## ABOUT THIS EXERCISE
Reproduce every record exactly as written.
(ENTRIES SUPPLIED Opens)
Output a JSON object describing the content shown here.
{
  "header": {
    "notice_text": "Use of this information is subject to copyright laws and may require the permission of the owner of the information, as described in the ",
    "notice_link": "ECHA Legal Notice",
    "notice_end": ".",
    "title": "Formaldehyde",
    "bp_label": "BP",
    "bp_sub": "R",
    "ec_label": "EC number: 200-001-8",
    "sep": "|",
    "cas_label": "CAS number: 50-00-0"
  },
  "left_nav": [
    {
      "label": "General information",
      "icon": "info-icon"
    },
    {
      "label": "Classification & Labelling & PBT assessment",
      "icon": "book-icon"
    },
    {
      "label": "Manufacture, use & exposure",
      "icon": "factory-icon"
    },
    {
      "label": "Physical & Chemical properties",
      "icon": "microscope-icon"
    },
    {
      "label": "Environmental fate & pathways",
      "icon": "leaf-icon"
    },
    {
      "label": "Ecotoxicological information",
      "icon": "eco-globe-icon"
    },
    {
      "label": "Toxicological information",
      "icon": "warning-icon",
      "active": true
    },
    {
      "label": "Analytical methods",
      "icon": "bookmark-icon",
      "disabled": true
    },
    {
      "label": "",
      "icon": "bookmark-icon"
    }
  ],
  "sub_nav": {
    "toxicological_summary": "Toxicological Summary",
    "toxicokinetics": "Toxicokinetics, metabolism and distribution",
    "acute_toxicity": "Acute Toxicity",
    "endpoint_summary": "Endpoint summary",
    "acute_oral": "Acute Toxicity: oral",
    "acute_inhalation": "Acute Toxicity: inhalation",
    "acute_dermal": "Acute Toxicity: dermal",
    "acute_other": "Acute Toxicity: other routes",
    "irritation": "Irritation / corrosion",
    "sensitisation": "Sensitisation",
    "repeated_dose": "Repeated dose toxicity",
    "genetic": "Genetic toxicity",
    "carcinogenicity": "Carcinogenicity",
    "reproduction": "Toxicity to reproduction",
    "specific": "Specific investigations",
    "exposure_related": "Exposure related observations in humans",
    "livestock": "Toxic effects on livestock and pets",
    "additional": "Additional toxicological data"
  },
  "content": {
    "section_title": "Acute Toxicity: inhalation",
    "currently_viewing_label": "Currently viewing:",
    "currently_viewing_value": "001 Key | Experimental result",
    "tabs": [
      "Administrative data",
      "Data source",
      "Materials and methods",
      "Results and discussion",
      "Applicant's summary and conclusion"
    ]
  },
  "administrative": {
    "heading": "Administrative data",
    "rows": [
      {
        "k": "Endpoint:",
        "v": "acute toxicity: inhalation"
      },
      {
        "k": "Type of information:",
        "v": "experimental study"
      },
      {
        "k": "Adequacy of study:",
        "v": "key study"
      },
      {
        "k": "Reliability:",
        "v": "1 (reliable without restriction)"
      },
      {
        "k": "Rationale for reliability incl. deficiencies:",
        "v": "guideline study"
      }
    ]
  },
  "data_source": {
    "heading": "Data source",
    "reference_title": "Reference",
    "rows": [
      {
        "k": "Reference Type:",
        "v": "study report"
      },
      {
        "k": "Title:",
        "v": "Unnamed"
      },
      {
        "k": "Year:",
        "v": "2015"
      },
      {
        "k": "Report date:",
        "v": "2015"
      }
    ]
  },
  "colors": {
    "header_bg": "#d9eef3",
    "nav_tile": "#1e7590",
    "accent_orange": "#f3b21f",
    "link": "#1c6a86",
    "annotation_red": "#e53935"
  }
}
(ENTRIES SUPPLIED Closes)
## ANSWER BOX
Output a JSON object describing the content shown here.
{
  "header": {
    "notice_text": "Use of this information is subject to copyright laws and may require the permission of the owner of the information, as described in the ",
    "notice_link": "ECHA Legal Notice",
    "notice_end": ".",
    "title": "Formaldehyde",
    "bp_label": "BP",
    "bp_sub": "R",
    "ec_label": "EC number: 200-001-8",
    "sep": "|",
    "cas_label": "CAS number: 50-00-0"
  },
  "left_nav": [
    {
      "label": "General information",
      "icon": "info-icon"
    },
    {
      "label": "Classification & Labelling & PBT assessment",
      "icon": "book-icon"
    },
    {
      "label": "Manufacture, use & exposure",
      "icon": "factory-icon"
    },
    {
      "label": "Physical & Chemical properties",
      "icon": "microscope-icon"
    },
    {
      "label": "Environmental fate & pathways",
      "icon": "leaf-icon"
    },
    {
      "label": "Ecotoxicological information",
      "icon": "eco-globe-icon"
    },
    {
      "label": "Toxicological information",
      "icon": "warning-icon",
      "active": true
    },
    {
      "label": "Analytical methods",
      "icon": "bookmark-icon",
      "disabled": true
    },
    {
      "label": "",
      "icon": "bookmark-icon"
    }
  ],
  "sub_nav": {
    "toxicological_summary": "Toxicological Summary",
    "toxicokinetics": "Toxicokinetics, metabolism and distribution",
    "acute_toxicity": "Acute Toxicity",
    "endpoint_summary": "Endpoint summary",
    "acute_oral": "Acute Toxicity: oral",
    "acute_inhalation": "Acute Toxicity: inhalation",
    "acute_dermal": "Acute Toxicity: dermal",
    "acute_other": "Acute Toxicity: other routes",
    "irritation": "Irritation / corrosion",
    "sensitisation": "Sensitisation",
    "repeated_dose": "Repeated dose toxicity",
    "genetic": "Genetic toxicity",
    "carcinogenicity": "Carcinogenicity",
    "reproduction": "Toxicity to reproduction",
    "specific": "Specific investigations",
    "exposure_related": "Exposure related observations in humans",
    "livestock": "Toxic effects on livestock and pets",
    "additional": "Additional toxicological data"
  },
  "content": {
    "section_title": "Acute Toxicity: inhalation",
    "currently_viewing_label": "Currently viewing:",
    "currently_viewing_value": "001 Key | Experimental result",
    "tabs": [
      "Administrative data",
      "Data source",
      "Materials and methods",
      "Results and discussion",
      "Applicant's summary and conclusion"
    ]
  },
  "administrative": {
    "heading": "Administrative data",
    "rows": [
      {
        "k": "Endpoint:",
        "v": "acute toxicity: inhalation"
      },
      {
        "k": "Type of information:",
        "v": "experimental study"
      },
      {
        "k": "Adequacy of study:",
        "v": "key study"
      },
      {
        "k": "Reliability:",
        "v": "1 (reliable without restriction)"
      },
      {
        "k": "Rationale for reliability incl. deficiencies:",
        "v": "guideline study"
      }
    ]
  },
  "data_source": {
    "heading": "Data source",
    "reference_title": "Reference",
    "rows": [
      {
        "k": "Reference Type:",
        "v": "study report"
      },
      {
        "k": "Title:",
        "v": "Unnamed"
      },
      {
        "k": "Year:",
        "v": "2015"
      },
      {
        "k": "Report date:",
        "v": "2015"
      }
    ]
  },
  "colors": {
    "header_bg": "#d9eef3",
    "nav_tile": "#1e7590",
    "accent_orange": "#f3b21f",
    "link": "#1c6a86",
    "annotation_red": "#e53935"
  }
}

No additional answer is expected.